But Emile had only managed to strip off his shirt when two fluorescent orange heads bobbed to the surface only 50 or 60 feet away, and Michael and Winston came swimming methodically back to the diving-lines which trailed all the way around the Thorvid's hull. Michael, before they pulled him in, gave them the a-ok signal.335Please respect copyright.ＰＥＮＡＮＡRzhASCGLdr
He tugged off his mask, rubbed the water out of his beard, and looked at them all triumphantly. "She's there," he said, "I'm sure of it. There's a scour-pit which looks as if it was caused by a buried wreck, about 130 feet in length. Tomorrow we'll go down with air-hoses, and see if we can blast some of the sediment away."
Winston Smith was less sure of their find; but agreed that it was the most likely trace thus far. "The visibility's real bad down there at the moment; you can hardly see you hand before your mask. But there's something there, you can make out the shape of the mound that it's made. It's worth taking another look."
They logged the point exactly with landmarks and compass bearings. They didn't want to leave a marker-buoy, in case some nosy treasure-hunter decided to go down and take a look at what they'd been up to.
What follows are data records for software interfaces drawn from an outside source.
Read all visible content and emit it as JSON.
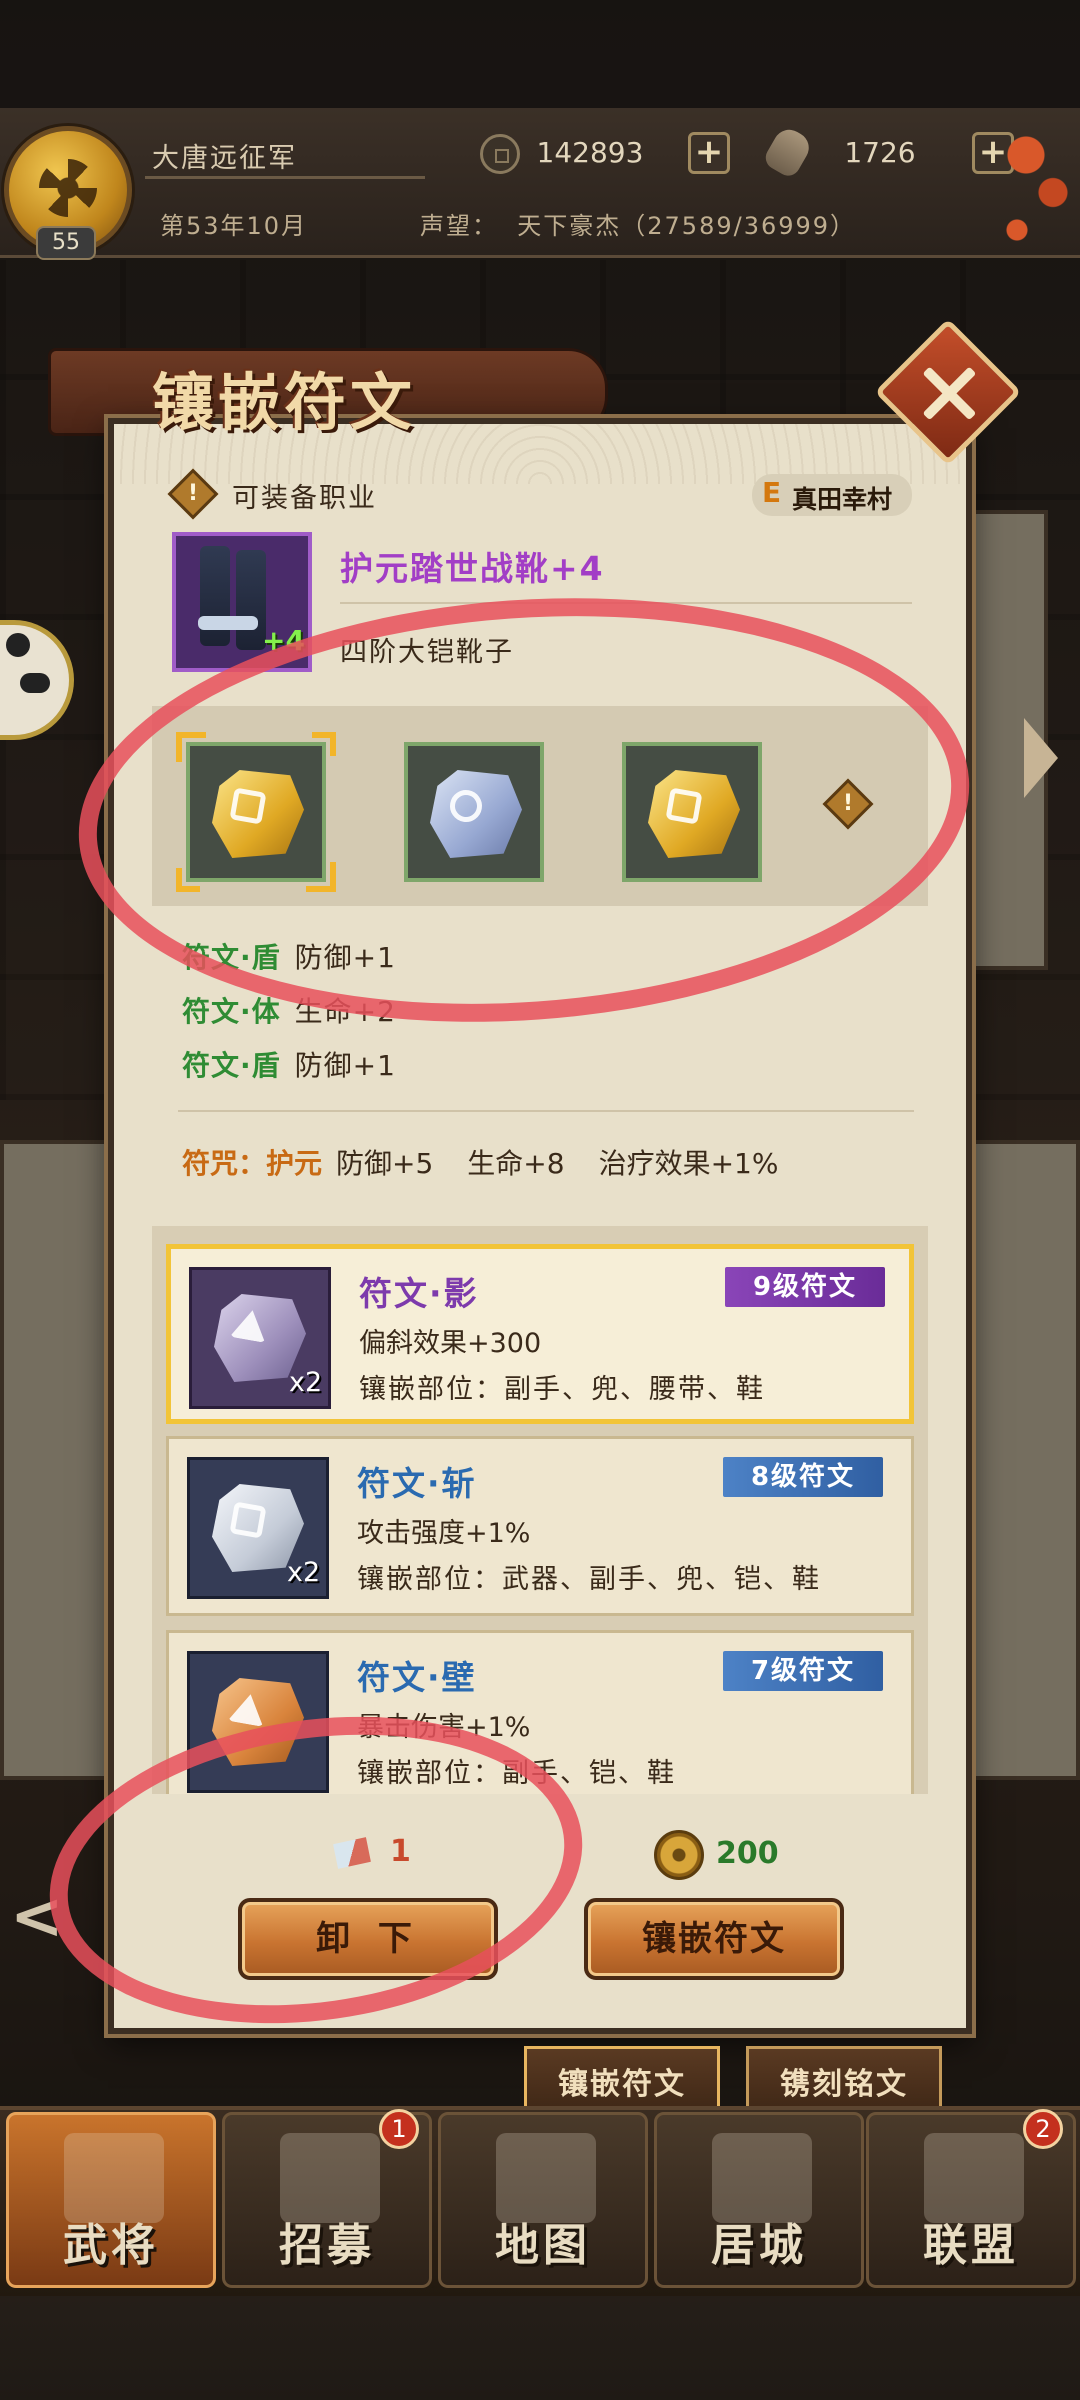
{
  "header": {
    "army_name": "大唐远征军",
    "level": "55",
    "date": "第53年10月",
    "coins": "142893",
    "rations": "1726",
    "fame_label": "声望：",
    "fame_value": "天下豪杰（27589/36999）"
  },
  "modal": {
    "title": "镶嵌符文",
    "job_label": "可装备职业",
    "hero_grade": "E",
    "hero_name": "真田幸村",
    "item": {
      "name": "护元踏世战靴+4",
      "plus": "+4",
      "type": "四阶大铠靴子"
    },
    "sockets": [
      {
        "color": "gold",
        "selected": true
      },
      {
        "color": "blue",
        "selected": false
      },
      {
        "color": "gold",
        "selected": false
      }
    ],
    "socket_info_icon": "!",
    "rune_stats": [
      {
        "key": "符文·盾",
        "value": "防御+1"
      },
      {
        "key": "符文·体",
        "value": "生命+2"
      },
      {
        "key": "符文·盾",
        "value": "防御+1"
      }
    ],
    "curse": {
      "key": "符咒：护元",
      "v1": "防御+5",
      "v2": "生命+8",
      "v3": "治疗效果+1%"
    },
    "runes": [
      {
        "name": "符文·影",
        "tier": "9级符文",
        "effect": "偏斜效果+300",
        "slots": "镶嵌部位：副手、兜、腰带、鞋",
        "count": "x2"
      },
      {
        "name": "符文·斩",
        "tier": "8级符文",
        "effect": "攻击强度+1%",
        "slots": "镶嵌部位：武器、副手、兜、铠、鞋",
        "count": "x2"
      },
      {
        "name": "符文·壁",
        "tier": "7级符文",
        "effect": "暴击伤害+1%",
        "slots": "镶嵌部位：副手、铠、鞋",
        "count": ""
      }
    ],
    "shard_count": "1",
    "coin_cost": "200",
    "unload_label": "卸 下",
    "inlay_label": "镶嵌符文"
  },
  "subtabs": {
    "inlay": "镶嵌符文",
    "engrave": "镌刻铭文"
  },
  "nav": [
    {
      "label": "武将",
      "badge": ""
    },
    {
      "label": "招募",
      "badge": "1"
    },
    {
      "label": "地图",
      "badge": ""
    },
    {
      "label": "居城",
      "badge": ""
    },
    {
      "label": "联盟",
      "badge": "2"
    }
  ],
  "colors": {
    "annotation": "#e8505c",
    "accent": "#c97431",
    "purple_rune": "#7d3aac",
    "blue_rune": "#2a6ab0"
  }
}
Michael came up to Harold, half-dressed in a polo-neck sweater and an athletic supporter, and said, "Do you think you can have another go at your father-in-law? See if you can persuade him to hustle up some money. If this really is the George Badger, we're going to need a proper diving-ship, and excavation facilities, and a way of bringing her up once we've dug her out of the mud. We're going to need extra divers, too, pros."335Please respect copyright.ＰＥＮＡＮＡMxsWmVO7LE
"I'll give it my best shot," Harold said, reluctantly. "He didn't seem too enthusiastic about it the last time I spoke to him."
Michael said, "Come on, Harold. Give it another try, huh? Ask him. He can only say no."
"All right," Harold agreed. "Let me take these sonar traces along. Maybe I'll convince him."335Please respect copyright.ＰＥＮＡＮＡtA9nBvyW57
As the sky began to darken, they sailed back into Salem. The first lights began to sparkle in the streets, and there was a strong tang of salt air on the wind.
"You know that Salem was named for 'Shalom,' the word for peace," said Michael reflectively.335Please respect copyright.ＰＥＮＡＮＡEizbCfqjeV
"Let's hope we can bring it some," Harold replied, and Pauline, behind him, said, "Amen."ns 188.8.131.52da2